Action item =>
Send back every record word for word, with nothing missing.

[Data records for software interfaces]
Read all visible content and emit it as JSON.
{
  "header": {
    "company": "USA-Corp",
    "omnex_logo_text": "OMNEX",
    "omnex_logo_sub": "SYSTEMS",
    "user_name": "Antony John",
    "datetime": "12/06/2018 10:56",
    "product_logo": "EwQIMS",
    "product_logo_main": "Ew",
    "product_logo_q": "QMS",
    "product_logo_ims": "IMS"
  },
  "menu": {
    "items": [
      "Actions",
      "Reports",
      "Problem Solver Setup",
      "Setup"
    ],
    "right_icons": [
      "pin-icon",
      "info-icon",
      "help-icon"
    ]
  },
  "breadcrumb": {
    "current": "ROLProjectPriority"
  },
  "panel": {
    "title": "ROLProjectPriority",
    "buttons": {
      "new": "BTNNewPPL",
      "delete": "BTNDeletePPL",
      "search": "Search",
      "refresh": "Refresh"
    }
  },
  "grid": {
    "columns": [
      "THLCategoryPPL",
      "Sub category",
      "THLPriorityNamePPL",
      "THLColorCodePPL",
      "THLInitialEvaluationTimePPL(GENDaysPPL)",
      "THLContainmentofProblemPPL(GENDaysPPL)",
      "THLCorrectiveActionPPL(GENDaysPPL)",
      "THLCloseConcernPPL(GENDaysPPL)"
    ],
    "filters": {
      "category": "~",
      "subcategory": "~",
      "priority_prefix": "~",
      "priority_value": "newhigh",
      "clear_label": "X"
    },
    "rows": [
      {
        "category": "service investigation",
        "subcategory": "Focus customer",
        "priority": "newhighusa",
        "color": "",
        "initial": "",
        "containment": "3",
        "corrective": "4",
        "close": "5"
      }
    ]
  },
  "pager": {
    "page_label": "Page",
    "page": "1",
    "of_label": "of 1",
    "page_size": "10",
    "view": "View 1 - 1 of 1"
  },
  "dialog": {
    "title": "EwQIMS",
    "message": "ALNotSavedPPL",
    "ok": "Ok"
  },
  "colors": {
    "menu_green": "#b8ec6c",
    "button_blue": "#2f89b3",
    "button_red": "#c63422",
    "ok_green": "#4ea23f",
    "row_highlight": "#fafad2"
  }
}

Answer space =>
Read all visible content and emit it as JSON.
{
  "header": {
    "company": "USA-Corp",
    "omnex_logo_text": "OMNEX",
    "omnex_logo_sub": "SYSTEMS",
    "user_name": "Antony John",
    "datetime": "12/06/2018 10:56",
    "product_logo": "EwQIMS",
    "product_logo_main": "Ew",
    "product_logo_q": "QMS",
    "product_logo_ims": "IMS"
  },
  "menu": {
    "items": [
      "Actions",
      "Reports",
      "Problem Solver Setup",
      "Setup"
    ],
    "right_icons": [
      "pin-icon",
      "info-icon",
      "help-icon"
    ]
  },
  "breadcrumb": {
    "current": "ROLProjectPriority"
  },
  "panel": {
    "title": "ROLProjectPriority",
    "buttons": {
      "new": "BTNNewPPL",
      "delete": "BTNDeletePPL",
      "search": "Search",
      "refresh": "Refresh"
    }
  },
  "grid": {
    "columns": [
      "THLCategoryPPL",
      "Sub category",
      "THLPriorityNamePPL",
      "THLColorCodePPL",
      "THLInitialEvaluationTimePPL(GENDaysPPL)",
      "THLContainmentofProblemPPL(GENDaysPPL)",
      "THLCorrectiveActionPPL(GENDaysPPL)",
      "THLCloseConcernPPL(GENDaysPPL)"
    ],
    "filters": {
      "category": "~",
      "subcategory": "~",
      "priority_prefix": "~",
      "priority_value": "newhigh",
      "clear_label": "X"
    },
    "rows": [
      {
        "category": "service investigation",
        "subcategory": "Focus customer",
        "priority": "newhighusa",
        "color": "",
        "initial": "",
        "containment": "3",
        "corrective": "4",
        "close": "5"
      }
    ]
  },
  "pager": {
    "page_label": "Page",
    "page": "1",
    "of_label": "of 1",
    "page_size": "10",
    "view": "View 1 - 1 of 1"
  },
  "dialog": {
    "title": "EwQIMS",
    "message": "ALNotSavedPPL",
    "ok": "Ok"
  },
  "colors": {
    "menu_green": "#b8ec6c",
    "button_blue": "#2f89b3",
    "button_red": "#c63422",
    "ok_green": "#4ea23f",
    "row_highlight": "#fafad2"
  }
}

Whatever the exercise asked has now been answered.